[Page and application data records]
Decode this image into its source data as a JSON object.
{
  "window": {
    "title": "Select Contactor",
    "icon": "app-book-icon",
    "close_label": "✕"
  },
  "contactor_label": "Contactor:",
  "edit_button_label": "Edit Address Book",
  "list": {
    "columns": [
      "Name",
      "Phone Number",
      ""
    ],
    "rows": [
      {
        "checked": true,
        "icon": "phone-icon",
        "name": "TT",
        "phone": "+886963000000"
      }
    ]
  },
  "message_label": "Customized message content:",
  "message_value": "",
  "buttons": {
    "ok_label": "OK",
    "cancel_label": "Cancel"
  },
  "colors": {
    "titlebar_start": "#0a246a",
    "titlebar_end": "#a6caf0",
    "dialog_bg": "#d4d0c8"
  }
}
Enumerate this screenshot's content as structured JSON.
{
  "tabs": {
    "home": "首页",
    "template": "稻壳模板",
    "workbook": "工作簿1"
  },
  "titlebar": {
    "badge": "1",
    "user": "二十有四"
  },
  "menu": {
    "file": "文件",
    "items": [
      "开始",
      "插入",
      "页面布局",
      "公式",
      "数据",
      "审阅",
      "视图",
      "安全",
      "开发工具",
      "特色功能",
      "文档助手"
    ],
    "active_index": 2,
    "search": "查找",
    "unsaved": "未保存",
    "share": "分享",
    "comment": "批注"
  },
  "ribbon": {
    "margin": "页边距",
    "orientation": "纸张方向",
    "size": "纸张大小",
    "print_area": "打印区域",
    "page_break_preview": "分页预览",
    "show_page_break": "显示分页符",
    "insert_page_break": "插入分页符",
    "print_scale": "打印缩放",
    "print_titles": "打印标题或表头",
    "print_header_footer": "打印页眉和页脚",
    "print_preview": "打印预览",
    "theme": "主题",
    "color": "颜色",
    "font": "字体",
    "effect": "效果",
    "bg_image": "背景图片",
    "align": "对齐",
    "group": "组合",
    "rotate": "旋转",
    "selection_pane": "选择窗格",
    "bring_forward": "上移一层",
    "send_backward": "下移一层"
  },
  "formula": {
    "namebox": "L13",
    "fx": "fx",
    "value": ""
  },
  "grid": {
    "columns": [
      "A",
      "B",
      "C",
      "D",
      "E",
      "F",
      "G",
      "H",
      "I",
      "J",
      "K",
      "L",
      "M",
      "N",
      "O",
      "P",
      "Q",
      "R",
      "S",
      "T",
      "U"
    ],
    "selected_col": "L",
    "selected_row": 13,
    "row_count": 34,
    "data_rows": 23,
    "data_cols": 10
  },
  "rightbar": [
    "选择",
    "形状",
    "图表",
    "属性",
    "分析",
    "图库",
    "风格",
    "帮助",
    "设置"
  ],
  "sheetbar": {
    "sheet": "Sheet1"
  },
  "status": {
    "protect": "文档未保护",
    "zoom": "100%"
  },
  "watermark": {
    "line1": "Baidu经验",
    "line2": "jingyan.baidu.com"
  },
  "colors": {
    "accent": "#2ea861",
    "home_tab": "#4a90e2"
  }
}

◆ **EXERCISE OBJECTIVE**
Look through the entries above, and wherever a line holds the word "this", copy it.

◆ **EXERCISE SOLUTION**
Decode this image into its source data as a JSON object.
Enumerate this screenshot's content as structured JSON.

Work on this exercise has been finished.